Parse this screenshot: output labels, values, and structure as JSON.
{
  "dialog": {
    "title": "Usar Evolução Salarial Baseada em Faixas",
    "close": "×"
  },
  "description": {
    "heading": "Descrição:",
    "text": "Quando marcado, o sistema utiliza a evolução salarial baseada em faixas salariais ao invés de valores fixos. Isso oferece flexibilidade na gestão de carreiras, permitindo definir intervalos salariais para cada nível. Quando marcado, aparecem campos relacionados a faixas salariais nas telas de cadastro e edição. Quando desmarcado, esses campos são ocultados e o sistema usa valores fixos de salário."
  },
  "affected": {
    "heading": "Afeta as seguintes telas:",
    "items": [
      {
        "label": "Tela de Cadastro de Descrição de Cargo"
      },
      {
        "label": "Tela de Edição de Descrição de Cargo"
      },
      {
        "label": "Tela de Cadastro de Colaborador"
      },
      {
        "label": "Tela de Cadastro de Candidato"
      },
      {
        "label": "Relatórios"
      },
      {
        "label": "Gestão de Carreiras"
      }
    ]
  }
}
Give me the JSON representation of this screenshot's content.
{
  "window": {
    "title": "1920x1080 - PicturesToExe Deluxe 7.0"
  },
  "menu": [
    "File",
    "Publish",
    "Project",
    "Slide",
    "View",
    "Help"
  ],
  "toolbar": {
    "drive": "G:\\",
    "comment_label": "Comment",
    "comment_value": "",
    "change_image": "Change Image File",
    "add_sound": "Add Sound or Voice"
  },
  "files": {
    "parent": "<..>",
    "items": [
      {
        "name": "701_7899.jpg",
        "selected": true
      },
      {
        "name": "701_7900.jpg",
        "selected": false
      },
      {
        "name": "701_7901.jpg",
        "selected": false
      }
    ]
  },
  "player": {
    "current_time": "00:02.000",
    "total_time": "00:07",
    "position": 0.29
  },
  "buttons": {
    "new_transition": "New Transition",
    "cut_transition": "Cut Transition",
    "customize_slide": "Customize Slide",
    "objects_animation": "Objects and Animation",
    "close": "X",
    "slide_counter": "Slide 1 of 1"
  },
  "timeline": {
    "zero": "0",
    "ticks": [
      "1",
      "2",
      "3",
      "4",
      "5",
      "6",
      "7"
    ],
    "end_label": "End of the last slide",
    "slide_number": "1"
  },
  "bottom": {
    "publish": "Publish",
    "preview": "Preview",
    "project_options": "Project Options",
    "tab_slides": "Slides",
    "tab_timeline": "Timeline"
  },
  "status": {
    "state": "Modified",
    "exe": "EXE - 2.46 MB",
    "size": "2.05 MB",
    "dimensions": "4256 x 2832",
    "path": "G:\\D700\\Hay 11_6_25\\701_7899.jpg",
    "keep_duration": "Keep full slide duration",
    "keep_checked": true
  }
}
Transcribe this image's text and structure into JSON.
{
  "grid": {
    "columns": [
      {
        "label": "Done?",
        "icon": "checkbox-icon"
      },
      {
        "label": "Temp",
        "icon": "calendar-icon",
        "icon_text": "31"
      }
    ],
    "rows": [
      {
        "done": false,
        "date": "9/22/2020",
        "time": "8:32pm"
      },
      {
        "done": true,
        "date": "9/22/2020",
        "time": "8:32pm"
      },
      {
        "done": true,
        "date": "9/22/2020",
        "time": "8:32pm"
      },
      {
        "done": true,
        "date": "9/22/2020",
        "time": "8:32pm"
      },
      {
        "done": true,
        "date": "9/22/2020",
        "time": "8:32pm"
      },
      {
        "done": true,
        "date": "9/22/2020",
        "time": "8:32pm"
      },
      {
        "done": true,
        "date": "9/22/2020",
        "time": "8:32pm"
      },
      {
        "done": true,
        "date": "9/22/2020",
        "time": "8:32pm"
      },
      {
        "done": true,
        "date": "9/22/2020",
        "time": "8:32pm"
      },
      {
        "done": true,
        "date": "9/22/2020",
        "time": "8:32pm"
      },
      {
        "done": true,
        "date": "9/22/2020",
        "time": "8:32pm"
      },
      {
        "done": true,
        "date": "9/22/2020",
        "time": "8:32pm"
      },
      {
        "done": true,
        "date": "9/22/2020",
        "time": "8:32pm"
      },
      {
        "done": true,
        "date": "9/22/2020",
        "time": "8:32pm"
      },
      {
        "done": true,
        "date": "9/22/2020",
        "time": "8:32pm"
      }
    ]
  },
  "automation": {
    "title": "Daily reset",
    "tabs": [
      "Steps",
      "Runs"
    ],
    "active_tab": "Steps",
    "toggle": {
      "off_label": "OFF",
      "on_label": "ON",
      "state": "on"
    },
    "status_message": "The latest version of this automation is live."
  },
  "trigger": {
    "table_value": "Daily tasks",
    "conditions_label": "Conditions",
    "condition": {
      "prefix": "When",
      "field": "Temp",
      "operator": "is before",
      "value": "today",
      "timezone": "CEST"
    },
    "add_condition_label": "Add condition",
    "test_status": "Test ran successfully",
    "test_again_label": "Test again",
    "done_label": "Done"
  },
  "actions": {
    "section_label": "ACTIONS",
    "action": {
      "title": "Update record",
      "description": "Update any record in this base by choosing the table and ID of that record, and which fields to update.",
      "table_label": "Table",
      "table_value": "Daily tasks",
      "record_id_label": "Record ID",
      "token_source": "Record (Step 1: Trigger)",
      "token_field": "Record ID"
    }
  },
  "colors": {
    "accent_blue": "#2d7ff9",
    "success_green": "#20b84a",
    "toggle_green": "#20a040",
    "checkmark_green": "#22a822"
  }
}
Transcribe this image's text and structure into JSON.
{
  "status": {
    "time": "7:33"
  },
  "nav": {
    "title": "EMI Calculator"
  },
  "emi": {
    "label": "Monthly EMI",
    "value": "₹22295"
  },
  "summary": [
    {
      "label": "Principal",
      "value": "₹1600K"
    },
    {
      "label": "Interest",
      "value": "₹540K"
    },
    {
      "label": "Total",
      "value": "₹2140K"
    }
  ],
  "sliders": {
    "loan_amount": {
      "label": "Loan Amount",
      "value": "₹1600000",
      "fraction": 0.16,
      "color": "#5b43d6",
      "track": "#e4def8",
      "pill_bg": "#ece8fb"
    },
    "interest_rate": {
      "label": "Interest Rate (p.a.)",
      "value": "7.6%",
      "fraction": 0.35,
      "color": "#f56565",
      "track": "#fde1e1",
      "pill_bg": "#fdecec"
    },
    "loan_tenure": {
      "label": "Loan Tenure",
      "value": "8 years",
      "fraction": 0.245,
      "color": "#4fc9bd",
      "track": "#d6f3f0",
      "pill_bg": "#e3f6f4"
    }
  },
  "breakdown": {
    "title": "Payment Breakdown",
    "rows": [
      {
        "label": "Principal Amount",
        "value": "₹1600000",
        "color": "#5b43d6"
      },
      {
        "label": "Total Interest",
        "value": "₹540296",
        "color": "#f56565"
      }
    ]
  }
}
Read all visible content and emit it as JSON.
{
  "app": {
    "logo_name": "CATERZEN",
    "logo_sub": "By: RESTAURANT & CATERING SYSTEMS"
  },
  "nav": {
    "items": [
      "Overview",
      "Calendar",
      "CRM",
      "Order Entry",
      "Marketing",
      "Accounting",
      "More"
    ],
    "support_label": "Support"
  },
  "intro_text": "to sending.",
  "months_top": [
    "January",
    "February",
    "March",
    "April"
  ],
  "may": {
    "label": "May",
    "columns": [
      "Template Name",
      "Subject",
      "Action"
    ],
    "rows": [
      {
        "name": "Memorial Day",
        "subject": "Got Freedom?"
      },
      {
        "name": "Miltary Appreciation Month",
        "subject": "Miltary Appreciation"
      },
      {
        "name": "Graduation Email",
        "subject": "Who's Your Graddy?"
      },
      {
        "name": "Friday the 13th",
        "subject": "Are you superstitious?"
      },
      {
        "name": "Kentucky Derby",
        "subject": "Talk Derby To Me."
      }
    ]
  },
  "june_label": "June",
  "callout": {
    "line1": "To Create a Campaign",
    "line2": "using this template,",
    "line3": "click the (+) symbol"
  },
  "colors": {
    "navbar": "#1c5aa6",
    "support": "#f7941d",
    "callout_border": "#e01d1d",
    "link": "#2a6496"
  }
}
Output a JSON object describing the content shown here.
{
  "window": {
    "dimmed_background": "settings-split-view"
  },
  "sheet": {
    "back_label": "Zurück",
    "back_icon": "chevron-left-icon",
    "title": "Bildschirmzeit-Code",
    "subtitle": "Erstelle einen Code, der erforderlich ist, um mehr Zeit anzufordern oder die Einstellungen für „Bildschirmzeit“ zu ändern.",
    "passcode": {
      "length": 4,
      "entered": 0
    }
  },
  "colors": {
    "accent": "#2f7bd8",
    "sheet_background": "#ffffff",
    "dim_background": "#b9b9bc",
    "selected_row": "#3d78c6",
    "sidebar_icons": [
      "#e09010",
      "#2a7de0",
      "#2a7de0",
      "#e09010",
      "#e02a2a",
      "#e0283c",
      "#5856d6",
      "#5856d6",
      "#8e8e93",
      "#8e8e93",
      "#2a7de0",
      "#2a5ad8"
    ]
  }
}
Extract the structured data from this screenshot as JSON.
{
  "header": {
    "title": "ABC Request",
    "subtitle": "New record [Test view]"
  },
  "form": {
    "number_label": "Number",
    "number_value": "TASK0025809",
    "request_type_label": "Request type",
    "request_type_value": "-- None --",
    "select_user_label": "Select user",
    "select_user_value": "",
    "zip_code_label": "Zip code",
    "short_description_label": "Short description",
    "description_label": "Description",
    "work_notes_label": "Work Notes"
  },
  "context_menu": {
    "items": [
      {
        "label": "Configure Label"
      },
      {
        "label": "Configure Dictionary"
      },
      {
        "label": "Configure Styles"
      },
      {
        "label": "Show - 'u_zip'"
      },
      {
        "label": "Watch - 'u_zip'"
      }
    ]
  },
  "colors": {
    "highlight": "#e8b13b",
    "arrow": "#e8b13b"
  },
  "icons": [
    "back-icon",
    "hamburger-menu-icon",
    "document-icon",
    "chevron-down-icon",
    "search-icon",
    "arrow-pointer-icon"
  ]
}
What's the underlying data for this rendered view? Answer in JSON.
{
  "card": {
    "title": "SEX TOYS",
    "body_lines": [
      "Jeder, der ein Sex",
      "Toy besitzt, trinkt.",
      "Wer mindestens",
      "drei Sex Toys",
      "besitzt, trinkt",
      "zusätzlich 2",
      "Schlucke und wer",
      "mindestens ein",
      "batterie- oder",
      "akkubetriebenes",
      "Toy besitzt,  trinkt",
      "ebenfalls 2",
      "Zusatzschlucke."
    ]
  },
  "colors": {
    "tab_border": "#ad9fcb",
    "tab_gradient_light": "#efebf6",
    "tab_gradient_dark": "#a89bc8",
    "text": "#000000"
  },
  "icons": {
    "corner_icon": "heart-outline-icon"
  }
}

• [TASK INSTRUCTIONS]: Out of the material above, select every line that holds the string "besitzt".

• [OUTPUT]:
      "Toy besitzt, trinkt.",
      "besitzt, trinkt",
      "Toy besitzt,  trinkt",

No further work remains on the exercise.